Divorce is one of life’s most stressful events. In fact, research shows that ending a marriage is second only to the death of a spouse as a predictor of illness. So in order to stay healthy, it makes sense to incorporate stress-reduction techniques early and often throughout the process. Here are three suggestions:
  1. Find an emotional outlet. It is common to focus on the loss you feel at the end of a relationship. While you may be tempted to suppress these unpleasant feelings, doing so will prevent you from moving past them. Make an effort to confront your negative emotions by talking them out with supportive friends or a therapist. It is normal to want to isolate yourself, but relationships are important. The end of your marriage does not mean that you must go through life alone. Putting your thoughts and fears on paper can also help you articulate your feelings and gain some clarity about your past, present and future.
  2. Practice self-care. Stressful times require that you become more intentional about taking care of yourself. Eating nourishing, nutrient-rich foods will give your body the fuel it needs to maintain your energy levels. Regular exercise can lower your stress levels and provide a healthy distraction from your worries. Treating yourself to something you love, such as a round of golf or massage, can alleviate stress.  Creating space for relaxation is essential also, whether it’s reading a good book, doing yoga or mediation, or taking a nap. Self-care is essential to the healing process.
  3. Feel gratitude. A breakup is painful and can make it difficult to look past your immediate feelings of pain and loss. Taking the time at the beginning and end of each day to recognize the many gifts you have been given can increase your sense of well-being. Try pausing at various times during the day to remind yourself, “I am grateful.” Some people find it helpful to keep a gratitude journal. Consciously choosing to be grateful on a regular basis can brighten your outlook on life.

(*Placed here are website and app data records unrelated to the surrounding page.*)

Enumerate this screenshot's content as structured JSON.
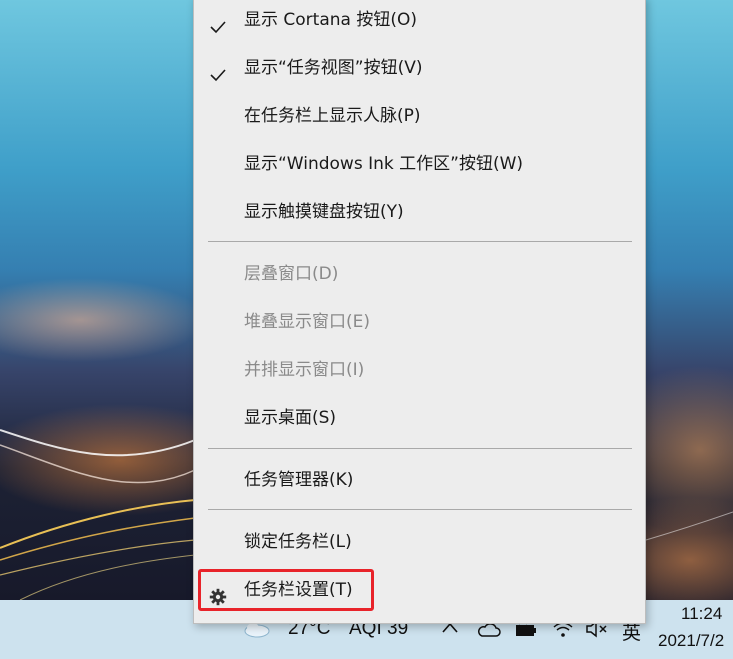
{
  "menu": {
    "items": [
      {
        "label": "显示 Cortana 按钮(O)",
        "checked": true,
        "enabled": true
      },
      {
        "label": "显示“任务视图”按钮(V)",
        "checked": true,
        "enabled": true
      },
      {
        "label": "在任务栏上显示人脉(P)",
        "checked": false,
        "enabled": true
      },
      {
        "label": "显示“Windows Ink 工作区”按钮(W)",
        "checked": false,
        "enabled": true
      },
      {
        "label": "显示触摸键盘按钮(Y)",
        "checked": false,
        "enabled": true
      },
      {
        "label": "层叠窗口(D)",
        "checked": false,
        "enabled": false
      },
      {
        "label": "堆叠显示窗口(E)",
        "checked": false,
        "enabled": false
      },
      {
        "label": "并排显示窗口(I)",
        "checked": false,
        "enabled": false
      },
      {
        "label": "显示桌面(S)",
        "checked": false,
        "enabled": true
      },
      {
        "label": "任务管理器(K)",
        "checked": false,
        "enabled": true
      },
      {
        "label": "锁定任务栏(L)",
        "checked": false,
        "enabled": true
      },
      {
        "label": "任务栏设置(T)",
        "checked": false,
        "enabled": true,
        "icon": "gear-icon",
        "highlighted": true
      }
    ]
  },
  "taskbar": {
    "weather_temp": "27°C",
    "aqi": "AQI 39",
    "ime": "英",
    "time": "11:24",
    "date": "2021/7/2"
  },
  "colors": {
    "highlight": "#e8232a",
    "menu_bg": "#ededed",
    "taskbar_bg": "#cde2ee",
    "disabled_text": "#8a8a8a"
  }
}
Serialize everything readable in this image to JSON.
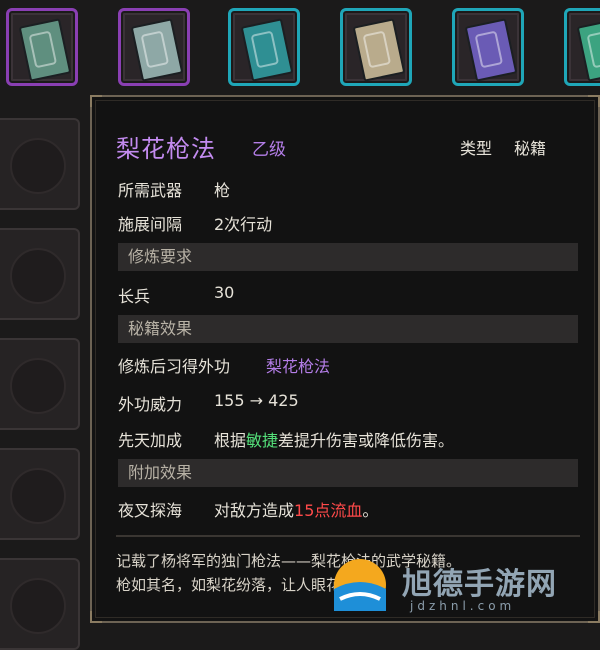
{
  "top_slots": [
    {
      "color": "#8a3fb3",
      "book": "#5f8f7f"
    },
    {
      "color": "#8a3fb3",
      "book": "#8ea8a6"
    },
    {
      "color": "#1fa6b8",
      "book": "#2f8f93"
    },
    {
      "color": "#1fa6b8",
      "book": "#b9ab8c"
    },
    {
      "color": "#1fa6b8",
      "book": "#6a5bb5"
    },
    {
      "color": "#1fa6b8",
      "book": "#3ca380"
    }
  ],
  "skill": {
    "name": "梨花枪法",
    "grade": "乙级",
    "type_label": "类型",
    "type_value": "秘籍"
  },
  "stats": {
    "weapon_label": "所需武器",
    "weapon_value": "枪",
    "interval_label": "施展间隔",
    "interval_value": "2次行动"
  },
  "requirements": {
    "header": "修炼要求",
    "label": "长兵",
    "value": "30"
  },
  "effects": {
    "header": "秘籍效果",
    "learn_label": "修炼后习得外功",
    "learn_value": "梨花枪法",
    "power_label": "外功威力",
    "power_value": "155 → 425",
    "bonus_label": "先天加成",
    "bonus_pre": "根据",
    "bonus_attr": "敏捷",
    "bonus_post": "差提升伤害或降低伤害。"
  },
  "extra": {
    "header": "附加效果",
    "label": "夜叉探海",
    "pre": "对敌方造成",
    "highlight": "15点流血",
    "post": "。"
  },
  "description": {
    "line1": "记载了杨将军的独门枪法——梨花枪法的武学秘籍。",
    "line2": "枪如其名，如梨花纷落，让人眼花缭乱。"
  },
  "watermark": {
    "text": "旭德手游网",
    "url": "jdzhnl.com"
  }
}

Establishing these three healthy habits can help anyone reduce stress. They can be particularly helpful if you are experiencing the disruption of divorce.